Probably not. This disorder affects 4-5% of adults.
That said, if you have ADHD will you have sleep issues? More than likely.
Just look at a list of ADHD symptoms, or take a quick ADHD screener quiz at TotallyADD, then look at a list of symptoms of poor sleep. There is a huge overlap:
- Problems with focus.
- Irritable or moody
- Can’t concentrate
- Problems paying Attention
- Physically and mentally sluggish
Poor sleep is like having a double dose of ADHD.
THE SECRET TO GOOD SLEEP?
So it’s not surprising that Holistic Treatment options for ADHD also help with sleep issues:
- Regular exercise
- Yoga or relaxation techniques
- Mindfulness meditation
- Rituals and routines
- Phone apps that help with focus and relaxation
And specifically for sleep issues? There are a lot of things you can do including:
- Limiting screen time before bed
- Melatonin (Now and then.)
- Bananas and peanut butter for a snack. (Lots of Tryptophen which helps sleep. It’s also in turkey which is why Uncle Doug always falls asleep after holiday dinners.)
- Diming the lights in the evening (Your cell phone will doubtless have settings that automatically dims the screen in the evening.)
- Lower the thermostat
- No TV’s in the bedroom
- Read a book. A mildly interesting book. If the blurb on the back cover enthuses, “I couldn’t put it down!” then put it down and find something less stimulating. If it’s a ‘page-turner’ you could be turning the pages until 3:00 in the morning, oblivious to the passage of time. Don’t ask how I know this.
So, yes, poor sleep and ADHD will make each other worse, like two troublemakers sabotaging your best efforts.
By the same token, strategies that help you get a good night’s sleep can also help with ADHD symptoms, or at the very least, make it easier to stay focused on a holistic, multi-modal treatment plan for your ADHD.
SHORT AUTHOR BIO
After earning a BSC. in Physics, Rick Green began creating public programs for the Ontario Science Centre.
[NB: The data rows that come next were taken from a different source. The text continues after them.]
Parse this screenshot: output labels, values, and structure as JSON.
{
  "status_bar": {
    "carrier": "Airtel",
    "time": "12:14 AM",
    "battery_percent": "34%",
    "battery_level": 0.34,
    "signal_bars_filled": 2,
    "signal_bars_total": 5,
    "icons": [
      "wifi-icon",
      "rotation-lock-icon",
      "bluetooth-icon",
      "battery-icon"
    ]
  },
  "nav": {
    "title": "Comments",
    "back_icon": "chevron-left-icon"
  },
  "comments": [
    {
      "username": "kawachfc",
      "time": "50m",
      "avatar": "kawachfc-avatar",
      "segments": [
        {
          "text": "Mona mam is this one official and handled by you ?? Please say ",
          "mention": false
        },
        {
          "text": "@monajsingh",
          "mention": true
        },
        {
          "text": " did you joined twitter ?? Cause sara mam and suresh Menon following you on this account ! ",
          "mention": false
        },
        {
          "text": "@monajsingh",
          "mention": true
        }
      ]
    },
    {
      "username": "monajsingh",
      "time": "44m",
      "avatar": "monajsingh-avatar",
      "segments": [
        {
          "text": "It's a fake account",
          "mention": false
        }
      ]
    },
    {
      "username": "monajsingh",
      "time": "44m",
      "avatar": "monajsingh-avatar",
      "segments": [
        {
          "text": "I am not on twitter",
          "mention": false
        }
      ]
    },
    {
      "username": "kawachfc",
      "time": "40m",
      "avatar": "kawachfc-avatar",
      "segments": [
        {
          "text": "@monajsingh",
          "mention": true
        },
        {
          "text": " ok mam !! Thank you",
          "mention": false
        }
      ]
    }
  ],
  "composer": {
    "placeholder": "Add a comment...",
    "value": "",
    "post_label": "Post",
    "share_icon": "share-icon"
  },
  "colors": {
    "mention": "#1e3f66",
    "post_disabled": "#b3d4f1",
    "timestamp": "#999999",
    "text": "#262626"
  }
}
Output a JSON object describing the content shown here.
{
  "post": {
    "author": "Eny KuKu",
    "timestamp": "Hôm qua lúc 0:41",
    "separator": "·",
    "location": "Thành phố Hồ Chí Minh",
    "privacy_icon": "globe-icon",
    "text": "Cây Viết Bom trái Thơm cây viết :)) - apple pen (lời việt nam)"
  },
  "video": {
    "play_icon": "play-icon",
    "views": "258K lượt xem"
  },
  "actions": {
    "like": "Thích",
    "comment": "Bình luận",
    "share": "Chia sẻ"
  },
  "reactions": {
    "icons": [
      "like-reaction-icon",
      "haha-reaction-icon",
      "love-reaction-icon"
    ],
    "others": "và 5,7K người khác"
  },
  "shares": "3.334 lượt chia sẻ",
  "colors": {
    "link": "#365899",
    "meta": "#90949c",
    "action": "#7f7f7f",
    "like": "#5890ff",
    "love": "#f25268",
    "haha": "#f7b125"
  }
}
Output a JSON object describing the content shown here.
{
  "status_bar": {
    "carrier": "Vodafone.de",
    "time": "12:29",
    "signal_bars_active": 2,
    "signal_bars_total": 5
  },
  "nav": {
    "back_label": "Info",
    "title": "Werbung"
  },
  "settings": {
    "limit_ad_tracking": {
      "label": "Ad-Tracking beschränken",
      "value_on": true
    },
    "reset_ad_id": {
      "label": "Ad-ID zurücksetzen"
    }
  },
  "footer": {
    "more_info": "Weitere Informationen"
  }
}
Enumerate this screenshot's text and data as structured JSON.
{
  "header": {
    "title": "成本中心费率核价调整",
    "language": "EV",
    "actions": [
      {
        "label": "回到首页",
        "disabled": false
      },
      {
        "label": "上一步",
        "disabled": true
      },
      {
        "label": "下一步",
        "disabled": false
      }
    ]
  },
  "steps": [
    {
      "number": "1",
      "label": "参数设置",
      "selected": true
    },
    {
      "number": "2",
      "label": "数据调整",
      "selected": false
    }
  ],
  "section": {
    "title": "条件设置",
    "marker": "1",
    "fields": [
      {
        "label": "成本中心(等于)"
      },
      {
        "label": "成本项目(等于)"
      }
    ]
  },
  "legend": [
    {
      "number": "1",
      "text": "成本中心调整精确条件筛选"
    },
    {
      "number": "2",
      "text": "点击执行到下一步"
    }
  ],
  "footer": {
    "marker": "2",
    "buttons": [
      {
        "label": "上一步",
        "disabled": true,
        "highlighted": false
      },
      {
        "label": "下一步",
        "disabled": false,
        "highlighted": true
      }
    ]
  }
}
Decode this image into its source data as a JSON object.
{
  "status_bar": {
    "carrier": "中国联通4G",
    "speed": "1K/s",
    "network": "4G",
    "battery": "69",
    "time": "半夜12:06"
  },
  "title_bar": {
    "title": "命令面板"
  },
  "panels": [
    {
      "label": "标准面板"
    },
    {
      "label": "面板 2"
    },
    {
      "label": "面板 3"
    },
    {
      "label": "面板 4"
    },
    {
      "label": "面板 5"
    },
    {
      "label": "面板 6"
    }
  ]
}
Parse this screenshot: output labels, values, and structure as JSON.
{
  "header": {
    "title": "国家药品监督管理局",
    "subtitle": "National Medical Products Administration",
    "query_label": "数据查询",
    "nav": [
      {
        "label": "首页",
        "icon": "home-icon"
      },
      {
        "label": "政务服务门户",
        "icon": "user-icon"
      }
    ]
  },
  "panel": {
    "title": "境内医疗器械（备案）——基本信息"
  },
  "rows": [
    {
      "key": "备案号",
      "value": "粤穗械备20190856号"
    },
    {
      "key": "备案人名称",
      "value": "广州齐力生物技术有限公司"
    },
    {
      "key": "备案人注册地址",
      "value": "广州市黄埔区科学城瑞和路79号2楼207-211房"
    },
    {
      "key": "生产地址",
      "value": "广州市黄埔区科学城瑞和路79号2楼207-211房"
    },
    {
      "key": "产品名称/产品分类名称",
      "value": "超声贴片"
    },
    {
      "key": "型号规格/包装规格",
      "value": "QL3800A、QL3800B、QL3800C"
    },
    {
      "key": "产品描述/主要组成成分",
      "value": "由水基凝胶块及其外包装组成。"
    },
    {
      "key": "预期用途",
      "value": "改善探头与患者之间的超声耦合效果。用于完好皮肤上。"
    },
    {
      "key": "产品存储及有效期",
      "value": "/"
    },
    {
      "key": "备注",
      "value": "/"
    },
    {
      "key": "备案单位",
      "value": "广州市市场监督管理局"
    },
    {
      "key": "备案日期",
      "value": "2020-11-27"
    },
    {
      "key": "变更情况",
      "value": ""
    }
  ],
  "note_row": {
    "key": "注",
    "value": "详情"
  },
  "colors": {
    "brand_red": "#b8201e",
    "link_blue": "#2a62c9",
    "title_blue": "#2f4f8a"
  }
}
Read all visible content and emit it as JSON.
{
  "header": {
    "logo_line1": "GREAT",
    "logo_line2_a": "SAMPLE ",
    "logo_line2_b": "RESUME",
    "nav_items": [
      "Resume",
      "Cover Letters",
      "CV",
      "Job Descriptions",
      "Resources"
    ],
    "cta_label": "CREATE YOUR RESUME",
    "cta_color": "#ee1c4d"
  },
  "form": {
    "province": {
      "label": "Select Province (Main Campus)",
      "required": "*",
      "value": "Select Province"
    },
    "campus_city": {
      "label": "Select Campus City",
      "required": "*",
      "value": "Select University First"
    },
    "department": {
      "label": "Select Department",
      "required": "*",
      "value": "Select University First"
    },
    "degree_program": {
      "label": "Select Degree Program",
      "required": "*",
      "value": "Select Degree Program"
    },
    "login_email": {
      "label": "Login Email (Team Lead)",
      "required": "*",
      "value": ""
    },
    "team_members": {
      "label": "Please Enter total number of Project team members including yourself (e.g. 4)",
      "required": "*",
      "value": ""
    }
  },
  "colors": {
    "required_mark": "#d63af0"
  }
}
In 1979, he became a full-time comedian, creating, writing, and performing on stage, and on television and radio.
After being diagnosed with ADHD, Rick produced two outstanding documentaries on adult Attention Deficit Hyperactivity Disorder (ADHD/ADD): ADD & Loving It?! and ADD & Mastering It! He also founded the groundbreaking website TotallyADD.com, which has helped millions of people around the world.
Rick has interviewed over 75 of the world’s leading ADHD experts and produced videos on every aspect of ADHD.
A frequent public speaker and advocate for adults with ADHD, Rick has been honored as one of the University of Waterloo’s Top 50 Science Graduates, has received the CAMH Foundation’s Celebrity Transforming Lives Award, as well as the prestigious Order of Ontario, and being appointed to The Order of Canada.